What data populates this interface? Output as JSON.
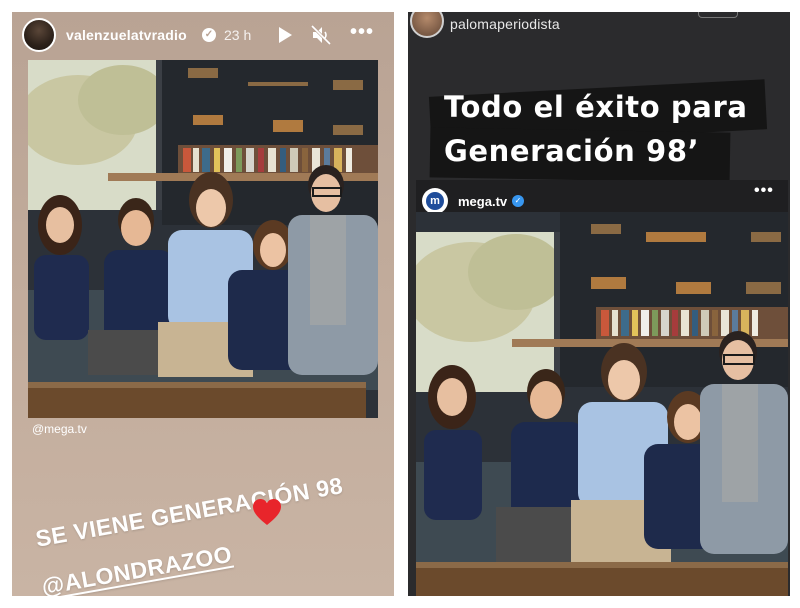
{
  "left_story": {
    "username": "valenzuelatvradio",
    "time_ago": "23 h",
    "verified_icon": "verified-check-icon",
    "controls": [
      "play-icon",
      "mute-icon",
      "more-icon"
    ],
    "photo_credit": "@mega.tv",
    "caption_line1": "SE VIENE GENERACIÓN 98",
    "caption_line2": "@ALONDRAZOO",
    "heart_icon": "heart-icon",
    "heart_color": "#e8252b"
  },
  "right_story": {
    "username": "palomaperiodista",
    "title_line1": "Todo el éxito para",
    "title_line2": "Generación 98’",
    "embedded_post": {
      "account": "mega.tv",
      "verified_color": "#3897f0",
      "brand_color": "#1f4d9b"
    }
  },
  "more_glyph": "•••"
}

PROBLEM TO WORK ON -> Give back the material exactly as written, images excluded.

EXERCISE SOLUTION ->
What data populates this interface? Output as JSON.
{
  "left_story": {
    "username": "valenzuelatvradio",
    "time_ago": "23 h",
    "verified_icon": "verified-check-icon",
    "controls": [
      "play-icon",
      "mute-icon",
      "more-icon"
    ],
    "photo_credit": "@mega.tv",
    "caption_line1": "SE VIENE GENERACIÓN 98",
    "caption_line2": "@ALONDRAZOO",
    "heart_icon": "heart-icon",
    "heart_color": "#e8252b"
  },
  "right_story": {
    "username": "palomaperiodista",
    "title_line1": "Todo el éxito para",
    "title_line2": "Generación 98’",
    "embedded_post": {
      "account": "mega.tv",
      "verified_color": "#3897f0",
      "brand_color": "#1f4d9b"
    }
  },
  "more_glyph": "•••"
}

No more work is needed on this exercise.